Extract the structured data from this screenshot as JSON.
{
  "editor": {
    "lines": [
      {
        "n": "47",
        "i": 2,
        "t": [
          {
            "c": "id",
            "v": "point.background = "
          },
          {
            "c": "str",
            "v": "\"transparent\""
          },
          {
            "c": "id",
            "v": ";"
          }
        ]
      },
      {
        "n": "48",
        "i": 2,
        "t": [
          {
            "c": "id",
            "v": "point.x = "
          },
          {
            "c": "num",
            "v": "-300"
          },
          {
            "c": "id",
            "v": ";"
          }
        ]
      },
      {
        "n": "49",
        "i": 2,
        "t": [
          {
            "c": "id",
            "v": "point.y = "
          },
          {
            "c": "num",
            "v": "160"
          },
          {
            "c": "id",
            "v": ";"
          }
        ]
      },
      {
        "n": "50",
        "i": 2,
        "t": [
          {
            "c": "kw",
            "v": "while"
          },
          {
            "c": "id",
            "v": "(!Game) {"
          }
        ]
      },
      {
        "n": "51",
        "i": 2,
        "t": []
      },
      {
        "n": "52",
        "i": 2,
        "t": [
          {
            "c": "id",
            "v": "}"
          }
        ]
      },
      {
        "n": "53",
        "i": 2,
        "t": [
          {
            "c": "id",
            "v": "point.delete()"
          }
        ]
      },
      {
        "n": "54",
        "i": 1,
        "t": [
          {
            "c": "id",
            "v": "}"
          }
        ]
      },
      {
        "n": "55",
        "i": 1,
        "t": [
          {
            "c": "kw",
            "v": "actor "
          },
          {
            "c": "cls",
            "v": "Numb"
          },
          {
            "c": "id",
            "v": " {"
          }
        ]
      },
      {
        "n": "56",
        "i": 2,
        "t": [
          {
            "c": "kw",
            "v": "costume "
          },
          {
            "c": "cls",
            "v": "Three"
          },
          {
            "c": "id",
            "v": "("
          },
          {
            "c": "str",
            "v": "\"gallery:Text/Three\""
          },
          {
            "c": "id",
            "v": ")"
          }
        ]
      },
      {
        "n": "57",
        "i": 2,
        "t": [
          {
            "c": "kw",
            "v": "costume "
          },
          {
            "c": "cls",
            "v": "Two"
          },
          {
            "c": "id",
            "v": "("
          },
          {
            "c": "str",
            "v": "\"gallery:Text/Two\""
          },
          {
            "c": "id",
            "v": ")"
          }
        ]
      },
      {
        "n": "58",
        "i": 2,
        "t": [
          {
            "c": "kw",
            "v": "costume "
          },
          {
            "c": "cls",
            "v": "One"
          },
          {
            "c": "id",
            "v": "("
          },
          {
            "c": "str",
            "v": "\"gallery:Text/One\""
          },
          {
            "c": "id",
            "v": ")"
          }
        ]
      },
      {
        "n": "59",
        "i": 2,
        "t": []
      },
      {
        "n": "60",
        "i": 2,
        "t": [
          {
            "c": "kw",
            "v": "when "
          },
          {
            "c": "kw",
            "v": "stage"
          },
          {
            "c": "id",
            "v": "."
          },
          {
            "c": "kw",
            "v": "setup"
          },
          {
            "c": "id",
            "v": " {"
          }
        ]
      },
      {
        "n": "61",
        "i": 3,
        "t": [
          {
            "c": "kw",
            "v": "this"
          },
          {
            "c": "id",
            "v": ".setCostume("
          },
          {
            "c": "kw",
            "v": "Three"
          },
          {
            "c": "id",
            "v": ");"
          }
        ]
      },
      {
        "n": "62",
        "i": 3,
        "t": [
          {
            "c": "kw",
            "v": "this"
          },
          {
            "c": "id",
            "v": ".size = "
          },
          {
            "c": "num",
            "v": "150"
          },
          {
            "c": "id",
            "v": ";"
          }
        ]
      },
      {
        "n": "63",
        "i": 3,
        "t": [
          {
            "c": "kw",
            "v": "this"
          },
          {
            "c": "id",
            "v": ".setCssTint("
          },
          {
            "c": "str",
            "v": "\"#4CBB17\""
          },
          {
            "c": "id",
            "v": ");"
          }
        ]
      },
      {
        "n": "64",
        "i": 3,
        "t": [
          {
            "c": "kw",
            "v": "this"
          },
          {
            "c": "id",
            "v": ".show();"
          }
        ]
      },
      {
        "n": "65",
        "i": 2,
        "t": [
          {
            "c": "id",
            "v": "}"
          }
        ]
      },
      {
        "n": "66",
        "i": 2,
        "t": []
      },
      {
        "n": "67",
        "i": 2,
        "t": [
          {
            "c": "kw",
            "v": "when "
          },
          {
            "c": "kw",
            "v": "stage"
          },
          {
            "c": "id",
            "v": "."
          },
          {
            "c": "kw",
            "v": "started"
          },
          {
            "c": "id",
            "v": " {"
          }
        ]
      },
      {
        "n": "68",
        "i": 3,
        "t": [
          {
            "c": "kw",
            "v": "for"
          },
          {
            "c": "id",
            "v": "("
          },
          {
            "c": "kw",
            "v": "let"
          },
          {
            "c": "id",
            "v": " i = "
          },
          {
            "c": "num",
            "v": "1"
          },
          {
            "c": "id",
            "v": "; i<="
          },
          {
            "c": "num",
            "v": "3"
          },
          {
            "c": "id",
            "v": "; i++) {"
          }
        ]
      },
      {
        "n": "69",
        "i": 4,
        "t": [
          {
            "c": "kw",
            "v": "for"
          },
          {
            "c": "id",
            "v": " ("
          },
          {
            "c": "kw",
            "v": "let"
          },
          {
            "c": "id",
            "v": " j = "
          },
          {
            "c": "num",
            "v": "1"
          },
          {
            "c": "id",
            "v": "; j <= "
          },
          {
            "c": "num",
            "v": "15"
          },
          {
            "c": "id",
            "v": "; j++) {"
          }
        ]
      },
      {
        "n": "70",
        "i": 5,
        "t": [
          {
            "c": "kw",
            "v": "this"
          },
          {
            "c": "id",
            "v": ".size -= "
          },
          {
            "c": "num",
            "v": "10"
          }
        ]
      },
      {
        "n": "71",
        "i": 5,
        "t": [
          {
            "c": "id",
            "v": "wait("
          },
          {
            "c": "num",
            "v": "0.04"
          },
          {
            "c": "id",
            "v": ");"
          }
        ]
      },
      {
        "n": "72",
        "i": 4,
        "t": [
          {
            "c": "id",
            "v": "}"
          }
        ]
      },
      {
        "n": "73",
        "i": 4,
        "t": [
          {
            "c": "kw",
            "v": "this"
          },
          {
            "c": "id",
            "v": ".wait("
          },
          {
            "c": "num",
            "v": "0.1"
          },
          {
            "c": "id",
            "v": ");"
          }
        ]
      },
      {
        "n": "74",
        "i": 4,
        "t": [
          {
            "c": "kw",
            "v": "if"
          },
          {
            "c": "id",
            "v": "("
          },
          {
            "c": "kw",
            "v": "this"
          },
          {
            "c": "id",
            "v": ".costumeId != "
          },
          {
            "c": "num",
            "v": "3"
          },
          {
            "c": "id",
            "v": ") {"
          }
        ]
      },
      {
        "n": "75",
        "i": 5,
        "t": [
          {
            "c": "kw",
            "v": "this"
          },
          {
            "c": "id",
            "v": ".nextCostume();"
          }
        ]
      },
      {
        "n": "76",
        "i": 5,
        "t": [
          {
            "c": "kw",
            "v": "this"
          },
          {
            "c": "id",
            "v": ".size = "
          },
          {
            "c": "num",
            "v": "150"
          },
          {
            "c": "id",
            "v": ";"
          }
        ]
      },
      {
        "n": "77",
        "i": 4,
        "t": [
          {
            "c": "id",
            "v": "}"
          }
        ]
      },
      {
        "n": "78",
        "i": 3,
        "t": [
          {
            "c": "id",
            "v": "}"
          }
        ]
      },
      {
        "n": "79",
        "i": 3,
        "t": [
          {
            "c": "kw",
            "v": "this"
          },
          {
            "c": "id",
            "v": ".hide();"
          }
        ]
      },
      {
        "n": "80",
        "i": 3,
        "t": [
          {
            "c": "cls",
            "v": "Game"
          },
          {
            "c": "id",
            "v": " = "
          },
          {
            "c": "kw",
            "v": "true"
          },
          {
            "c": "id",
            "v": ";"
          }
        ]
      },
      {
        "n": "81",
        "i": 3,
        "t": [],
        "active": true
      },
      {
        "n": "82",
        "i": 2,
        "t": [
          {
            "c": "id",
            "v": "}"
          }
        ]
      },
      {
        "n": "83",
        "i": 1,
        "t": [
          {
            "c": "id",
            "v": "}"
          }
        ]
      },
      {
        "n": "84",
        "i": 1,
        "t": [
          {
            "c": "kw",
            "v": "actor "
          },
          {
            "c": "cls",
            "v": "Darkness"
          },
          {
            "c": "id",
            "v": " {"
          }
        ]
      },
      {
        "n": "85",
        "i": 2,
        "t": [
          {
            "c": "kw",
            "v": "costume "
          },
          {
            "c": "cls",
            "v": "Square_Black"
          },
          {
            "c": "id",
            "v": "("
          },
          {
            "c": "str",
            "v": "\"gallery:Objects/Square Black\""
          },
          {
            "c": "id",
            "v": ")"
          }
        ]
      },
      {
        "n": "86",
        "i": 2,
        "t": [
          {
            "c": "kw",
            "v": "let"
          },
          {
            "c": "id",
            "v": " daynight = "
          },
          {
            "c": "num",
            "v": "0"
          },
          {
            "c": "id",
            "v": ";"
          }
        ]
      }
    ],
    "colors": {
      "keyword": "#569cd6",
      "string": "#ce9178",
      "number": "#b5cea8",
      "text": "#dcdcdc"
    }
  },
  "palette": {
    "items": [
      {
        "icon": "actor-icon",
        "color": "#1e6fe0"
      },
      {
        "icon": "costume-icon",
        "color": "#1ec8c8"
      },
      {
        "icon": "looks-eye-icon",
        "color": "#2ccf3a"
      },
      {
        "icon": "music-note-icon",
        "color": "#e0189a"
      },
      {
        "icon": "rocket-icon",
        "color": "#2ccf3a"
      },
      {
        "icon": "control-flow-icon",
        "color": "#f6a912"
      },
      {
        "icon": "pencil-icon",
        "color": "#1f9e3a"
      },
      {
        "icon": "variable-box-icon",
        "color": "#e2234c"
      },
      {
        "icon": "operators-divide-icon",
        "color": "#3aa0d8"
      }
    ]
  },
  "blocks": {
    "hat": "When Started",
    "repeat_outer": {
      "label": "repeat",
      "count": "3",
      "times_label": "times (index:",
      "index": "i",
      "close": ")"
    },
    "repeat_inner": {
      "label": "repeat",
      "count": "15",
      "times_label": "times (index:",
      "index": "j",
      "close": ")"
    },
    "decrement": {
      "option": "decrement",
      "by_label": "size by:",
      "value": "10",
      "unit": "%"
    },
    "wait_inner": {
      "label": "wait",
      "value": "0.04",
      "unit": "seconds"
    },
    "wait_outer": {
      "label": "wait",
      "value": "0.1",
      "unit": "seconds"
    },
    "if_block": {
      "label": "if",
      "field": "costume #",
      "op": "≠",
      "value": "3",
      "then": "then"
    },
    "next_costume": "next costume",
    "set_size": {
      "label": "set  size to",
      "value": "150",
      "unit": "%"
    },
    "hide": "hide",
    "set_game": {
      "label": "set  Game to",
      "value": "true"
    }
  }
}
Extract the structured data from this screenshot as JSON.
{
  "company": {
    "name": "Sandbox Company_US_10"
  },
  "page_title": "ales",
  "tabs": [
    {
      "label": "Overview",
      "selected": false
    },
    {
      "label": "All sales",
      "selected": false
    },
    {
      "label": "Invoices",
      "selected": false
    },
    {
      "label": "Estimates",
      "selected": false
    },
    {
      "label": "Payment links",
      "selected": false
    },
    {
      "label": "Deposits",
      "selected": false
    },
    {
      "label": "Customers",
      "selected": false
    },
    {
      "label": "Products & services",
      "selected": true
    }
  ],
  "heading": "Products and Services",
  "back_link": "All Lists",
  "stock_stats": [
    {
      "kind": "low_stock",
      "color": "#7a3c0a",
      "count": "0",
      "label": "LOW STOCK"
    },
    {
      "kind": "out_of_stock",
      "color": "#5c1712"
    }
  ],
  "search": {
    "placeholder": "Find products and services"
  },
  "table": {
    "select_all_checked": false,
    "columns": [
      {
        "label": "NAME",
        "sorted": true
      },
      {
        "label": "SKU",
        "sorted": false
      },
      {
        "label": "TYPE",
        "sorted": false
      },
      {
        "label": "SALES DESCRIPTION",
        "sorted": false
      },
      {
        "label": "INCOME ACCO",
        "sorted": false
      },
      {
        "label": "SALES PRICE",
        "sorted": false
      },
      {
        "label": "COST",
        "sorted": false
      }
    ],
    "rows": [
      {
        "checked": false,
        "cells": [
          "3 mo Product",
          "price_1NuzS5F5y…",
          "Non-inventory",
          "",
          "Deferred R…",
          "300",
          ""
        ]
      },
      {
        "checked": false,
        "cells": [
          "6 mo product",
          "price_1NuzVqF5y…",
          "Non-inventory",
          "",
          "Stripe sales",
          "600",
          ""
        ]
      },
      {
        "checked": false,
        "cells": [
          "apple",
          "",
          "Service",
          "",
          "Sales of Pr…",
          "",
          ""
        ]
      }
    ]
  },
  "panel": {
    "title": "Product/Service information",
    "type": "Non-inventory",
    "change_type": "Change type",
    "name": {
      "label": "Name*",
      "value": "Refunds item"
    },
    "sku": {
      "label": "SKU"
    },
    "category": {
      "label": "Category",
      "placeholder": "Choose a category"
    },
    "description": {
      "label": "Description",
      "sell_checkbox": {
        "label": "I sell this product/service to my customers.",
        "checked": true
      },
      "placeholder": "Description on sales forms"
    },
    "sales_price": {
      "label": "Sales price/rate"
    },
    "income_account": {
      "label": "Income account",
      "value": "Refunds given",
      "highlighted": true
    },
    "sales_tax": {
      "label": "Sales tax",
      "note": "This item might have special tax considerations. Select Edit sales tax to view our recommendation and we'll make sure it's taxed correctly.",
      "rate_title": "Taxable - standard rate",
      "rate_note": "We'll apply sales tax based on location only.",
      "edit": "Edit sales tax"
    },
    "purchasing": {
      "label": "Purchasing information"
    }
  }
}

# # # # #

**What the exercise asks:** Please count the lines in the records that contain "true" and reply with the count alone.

**Exercise solution:** 7